After six months of unexplained, and apparently intentional, delay, Antigua & Barbuda has publicly released what is captioned the "Revised Diplomatic Passport Listing." A careful review of that information confirms the longtime fears of compliance: there are a significant number of individuals on that list who have no legitimate diplomatic assignment, who are from high-risk countries, and who have the capability, with their officially-issued diplomatic passports, to cause significant damage, through financial crime, especially in the developing world, where such diplomatic status confers instant legitimacy.
Here are some of my issues:
(1) Many of the "diplomats" are from the Arab world; some appear to be Russians. Do these individuals speak English, which is the official language of Antigua ?
(2) Many have clearly bogus, or artificially created, assignments or titles, such as Economic Envoy, Ambassador at Large (which is supposed to indicate a special status), Former Honorary Counsel, Business Development Officer, Diplomat, or are listed as non-resident ambassadors. These are definitely not true assignments, only honorary designations, to apparently justify their passports.
(3) Inasmuch as names that are not originally in the Latin alphabet, such as Arabic names, must be transliterated into English, the results appearing may not be accurate translations . How is a compliance officer to accurately conduct due diligence on them ?
(4) I am not satisfied with the passport numbers appearing, which should be four, or even five, digits, to allow for expansion. Is this itself a redacted document, and not accurate ?
(5) Why are agents of the CBI program issued diplomatic passports ?

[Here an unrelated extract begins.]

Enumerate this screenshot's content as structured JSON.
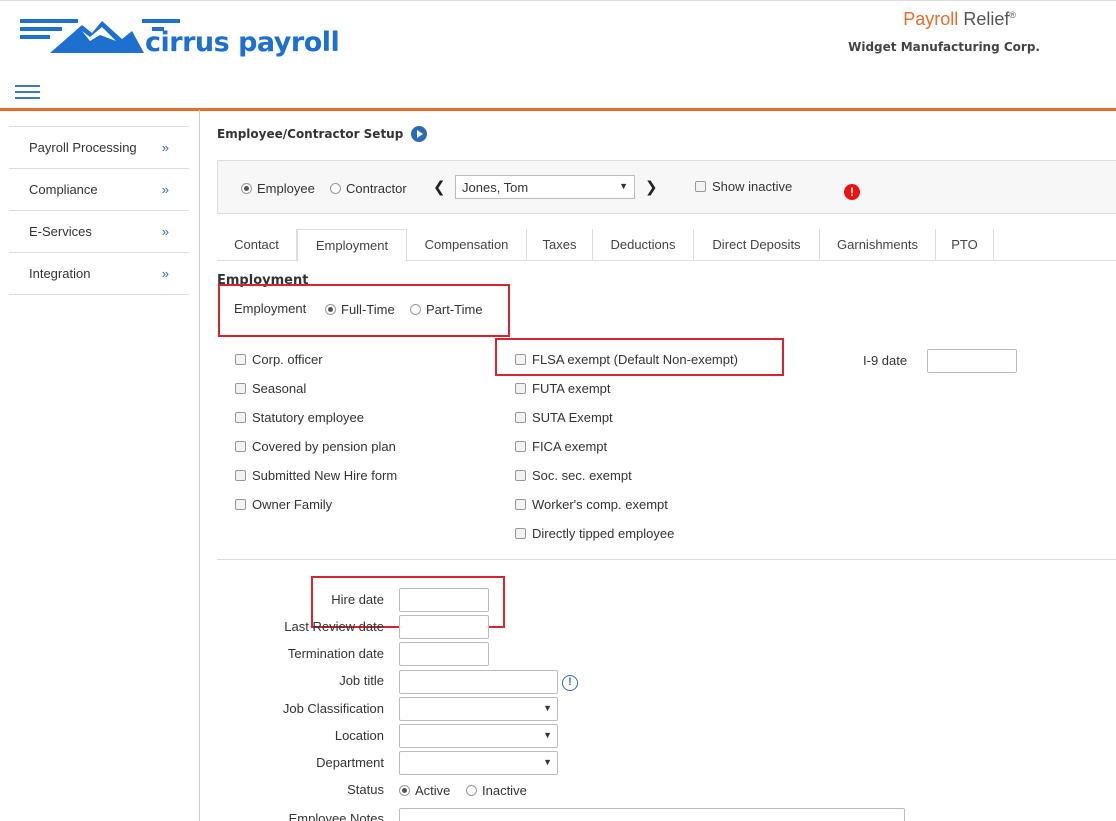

The excuses offered by the Antiguan government do not wash; if you have passports issued improperly by a prior government, cancel them. Do not say Antigua cannot afford to send diplomats everywhere, and that is why there are unexplained foreign assignments that are obviously bogus.

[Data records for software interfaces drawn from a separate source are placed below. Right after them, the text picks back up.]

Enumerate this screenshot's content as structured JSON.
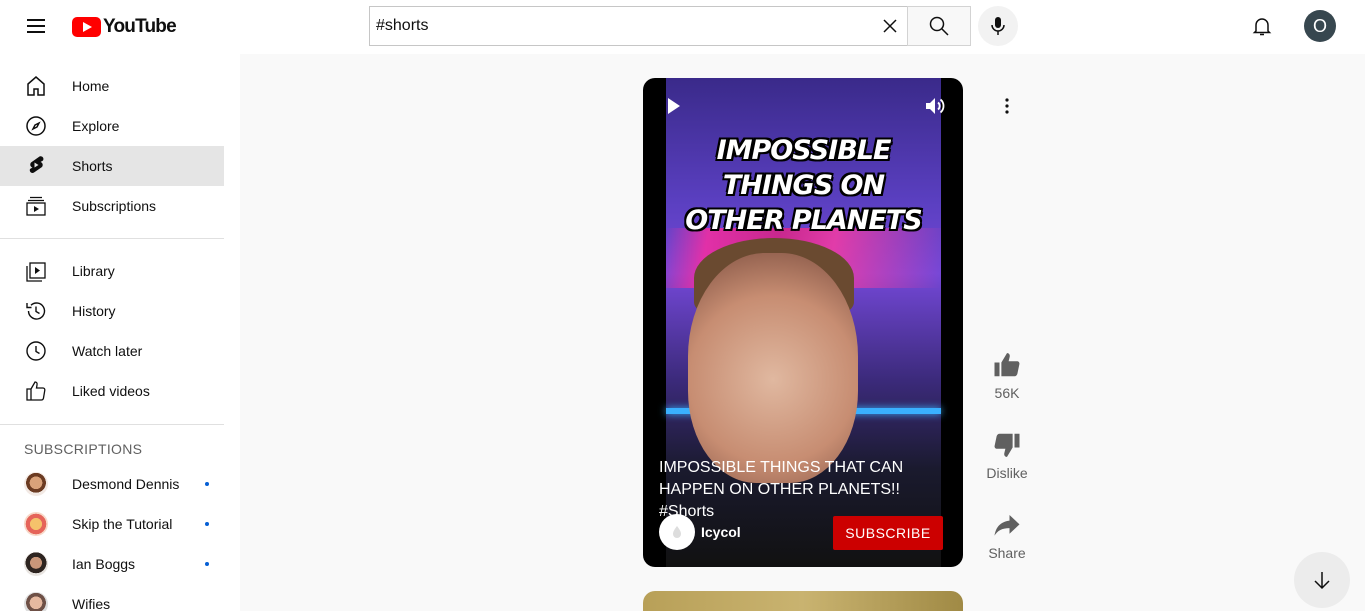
{
  "header": {
    "logo_text": "YouTube",
    "search_value": "#shorts",
    "avatar_letter": "O"
  },
  "sidebar": {
    "primary": [
      {
        "label": "Home",
        "icon": "home-icon"
      },
      {
        "label": "Explore",
        "icon": "compass-icon"
      },
      {
        "label": "Shorts",
        "icon": "shorts-icon",
        "active": true
      },
      {
        "label": "Subscriptions",
        "icon": "subscriptions-icon"
      }
    ],
    "library": [
      {
        "label": "Library",
        "icon": "library-icon"
      },
      {
        "label": "History",
        "icon": "history-icon"
      },
      {
        "label": "Watch later",
        "icon": "clock-icon"
      },
      {
        "label": "Liked videos",
        "icon": "thumb-up-icon"
      }
    ],
    "subscriptions_title": "SUBSCRIPTIONS",
    "subscriptions": [
      {
        "label": "Desmond Dennis",
        "new": true
      },
      {
        "label": "Skip the Tutorial",
        "new": true
      },
      {
        "label": "Ian Boggs",
        "new": true
      },
      {
        "label": "Wifies",
        "new": false
      }
    ]
  },
  "short": {
    "thumbnail_title": "IMPOSSIBLE THINGS ON OTHER PLANETS",
    "caption": "IMPOSSIBLE THINGS THAT CAN HAPPEN ON OTHER PLANETS!! #Shorts",
    "channel": "Icycol",
    "subscribe_label": "SUBSCRIBE"
  },
  "actions": {
    "like_count": "56K",
    "dislike_label": "Dislike",
    "share_label": "Share"
  },
  "colors": {
    "brand_red": "#ff0000",
    "subscribe_red": "#cc0000",
    "new_dot": "#065fd4"
  }
}
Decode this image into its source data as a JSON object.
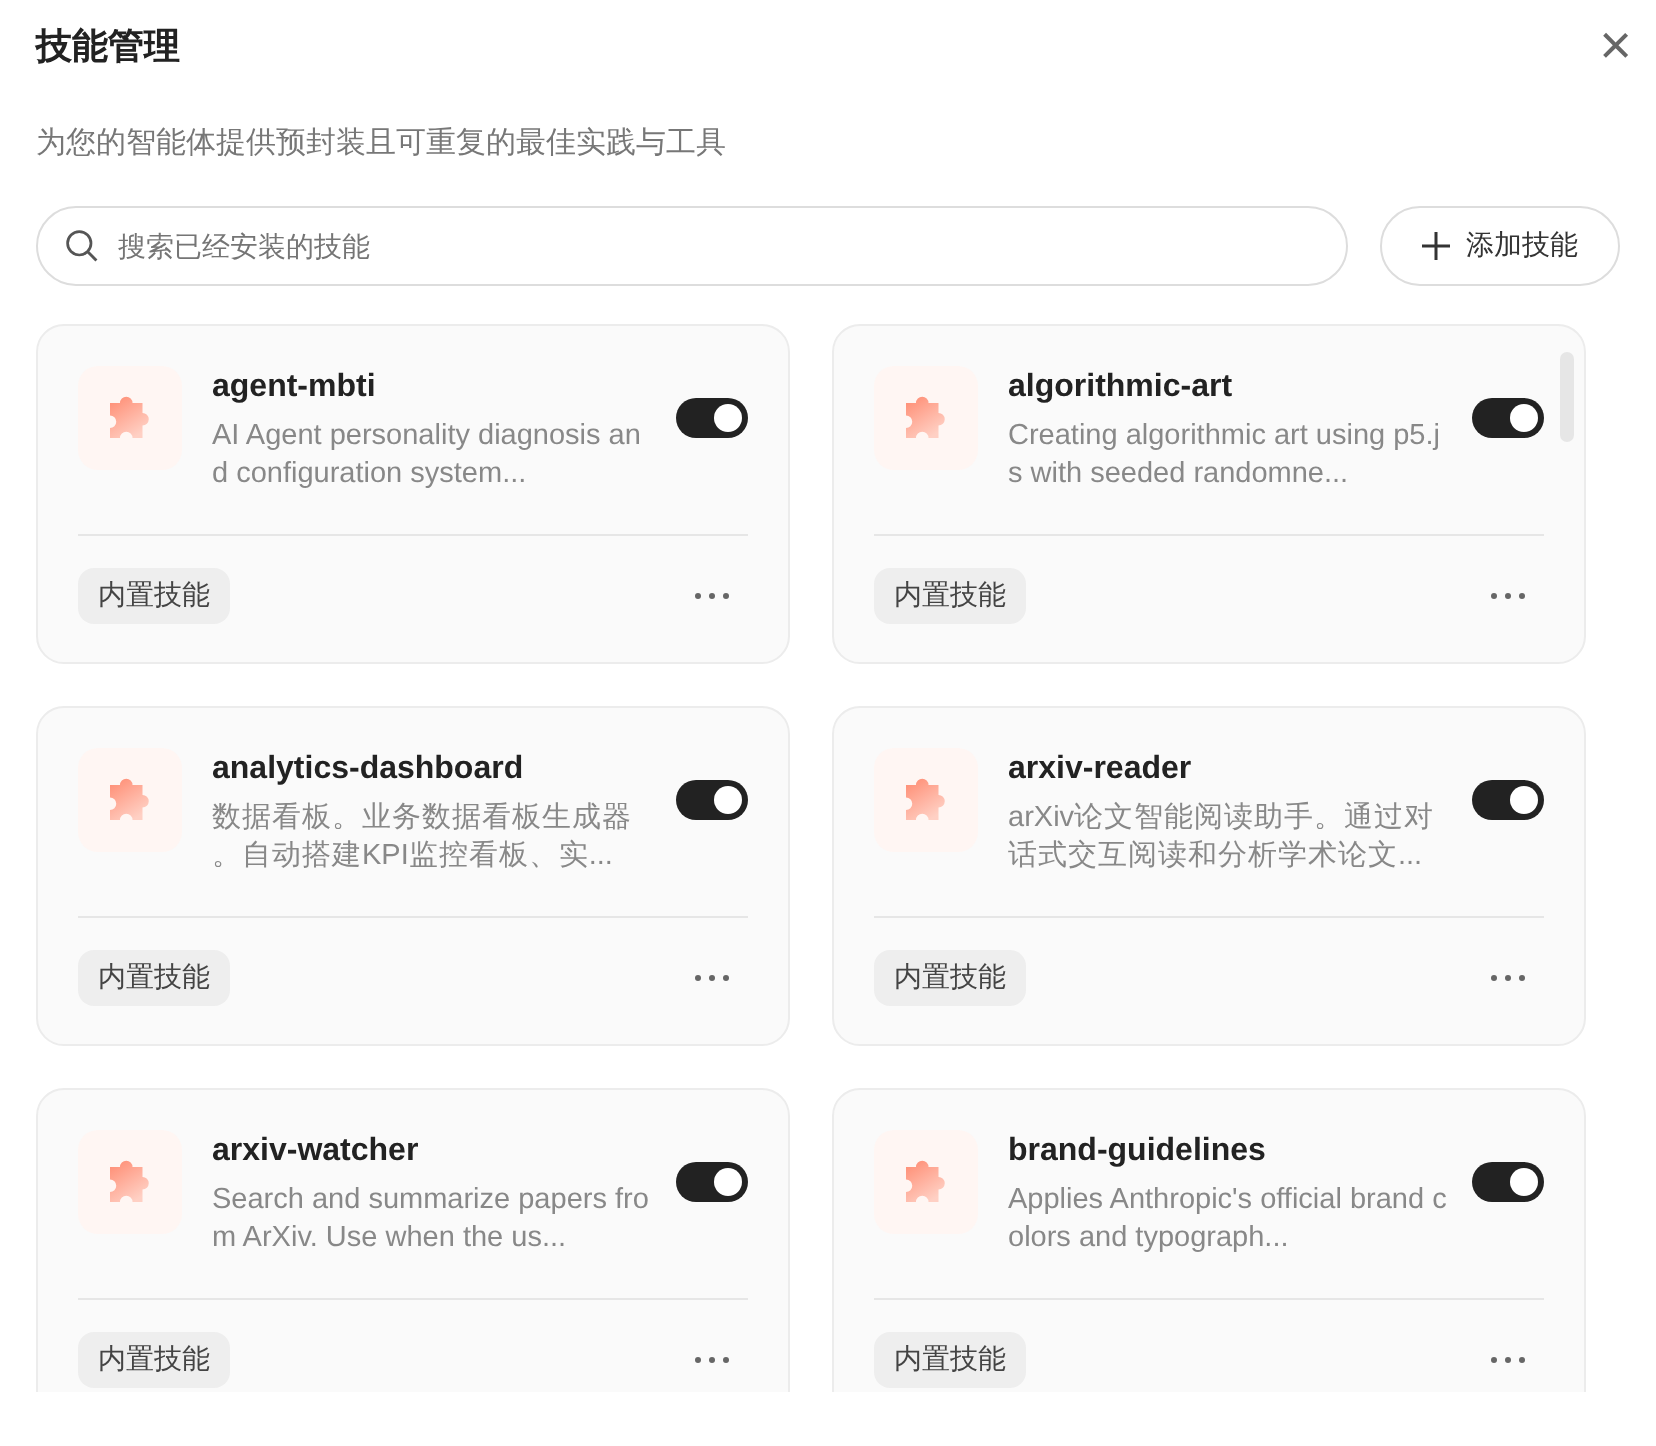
{
  "dialog": {
    "title": "技能管理",
    "close_icon": "×",
    "subtitle": "为您的智能体提供预封装且可重复的最佳实践与工具"
  },
  "search": {
    "placeholder": "搜索已经安装的技能"
  },
  "add_button": {
    "label": "添加技能"
  },
  "skills": [
    {
      "name": "agent-mbti",
      "description": "AI Agent personality diagnosis and configuration system...",
      "on": true,
      "tag": "内置技能"
    },
    {
      "name": "algorithmic-art",
      "description": "Creating algorithmic art using p5.js with seeded randomne...",
      "on": true,
      "tag": "内置技能"
    },
    {
      "name": "analytics-dashboard",
      "description": "数据看板。业务数据看板生成器。自动搭建KPI监控看板、实...",
      "on": true,
      "tag": "内置技能"
    },
    {
      "name": "arxiv-reader",
      "description": "arXiv论文智能阅读助手。通过对话式交互阅读和分析学术论文...",
      "on": true,
      "tag": "内置技能"
    },
    {
      "name": "arxiv-watcher",
      "description": "Search and summarize papers from ArXiv. Use when the us...",
      "on": true,
      "tag": "内置技能"
    },
    {
      "name": "brand-guidelines",
      "description": "Applies Anthropic's official brand colors and typograph...",
      "on": true,
      "tag": "内置技能"
    }
  ]
}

The list is worse than we anticipated; its merely illustrates that the retail sale of Antigua diplomatic passports has resulted in some unknown (read:possibly dodgy) individuals having tools that could facilitate financial crime, or even terrorist financing. Those Antiguans who believe that this program should be terminated are eminently correct; kill the gravy train, please.

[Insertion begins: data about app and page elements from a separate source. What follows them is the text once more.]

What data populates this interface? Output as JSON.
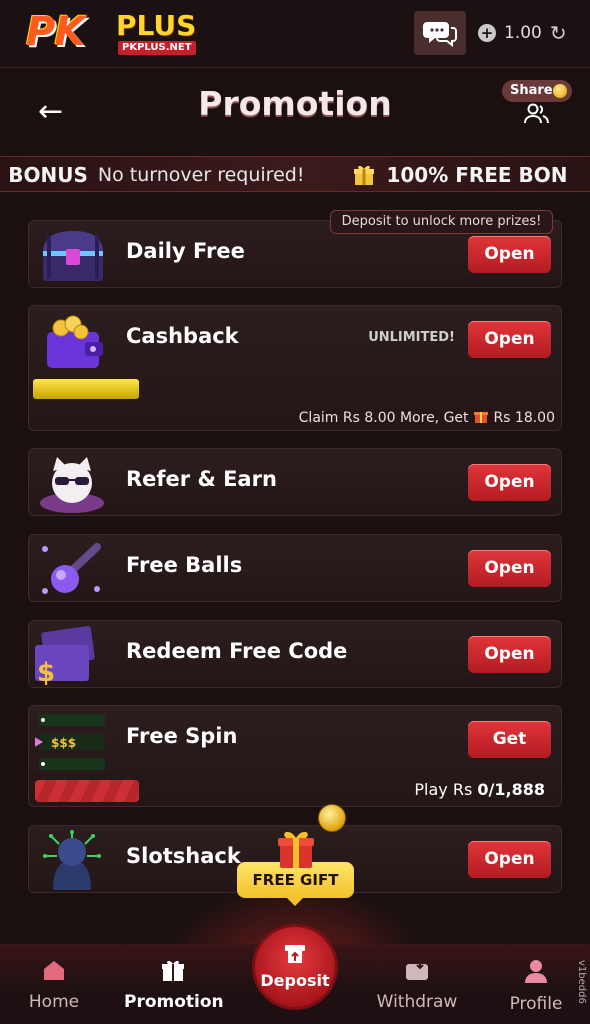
{
  "header": {
    "logo_text_pk": "PK",
    "logo_text_plus": "PLUS",
    "logo_url": "PKPLUS.NET",
    "chat_icon": "chat-bubbles-icon",
    "balance": "1.00"
  },
  "page": {
    "title": "Promotion",
    "share_label": "Share"
  },
  "ticker": {
    "part1": "EE BONUS",
    "part2": "No turnover required!",
    "part3": "100% FREE BON"
  },
  "promos": {
    "deposit_note": "Deposit to unlock more prizes!",
    "daily_free": {
      "title": "Daily Free",
      "button": "Open"
    },
    "cashback": {
      "title": "Cashback",
      "badge": "UNLIMITED!",
      "button": "Open",
      "claim_prefix": "Claim Rs 8.00 More, Get",
      "claim_suffix": "Rs 18.00",
      "progress": 0.2
    },
    "refer": {
      "title": "Refer & Earn",
      "button": "Open"
    },
    "free_balls": {
      "title": "Free Balls",
      "button": "Open"
    },
    "redeem": {
      "title": "Redeem Free Code",
      "button": "Open"
    },
    "free_spin": {
      "title": "Free Spin",
      "button": "Get",
      "play_prefix": "Play Rs",
      "play_value": "0/1,888",
      "tag": "$$$"
    },
    "slotshack": {
      "title": "Slotshack",
      "button": "Open"
    }
  },
  "free_gift": "FREE GIFT",
  "nav": {
    "home": "Home",
    "promotion": "Promotion",
    "deposit": "Deposit",
    "withdraw": "Withdraw",
    "profile": "Profile"
  },
  "version": "v1bedd6"
}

Chronicles of Monte Friesner - Financial Crime Analyst
Contributed by Kenneth Rijock - Financial Crime Consultant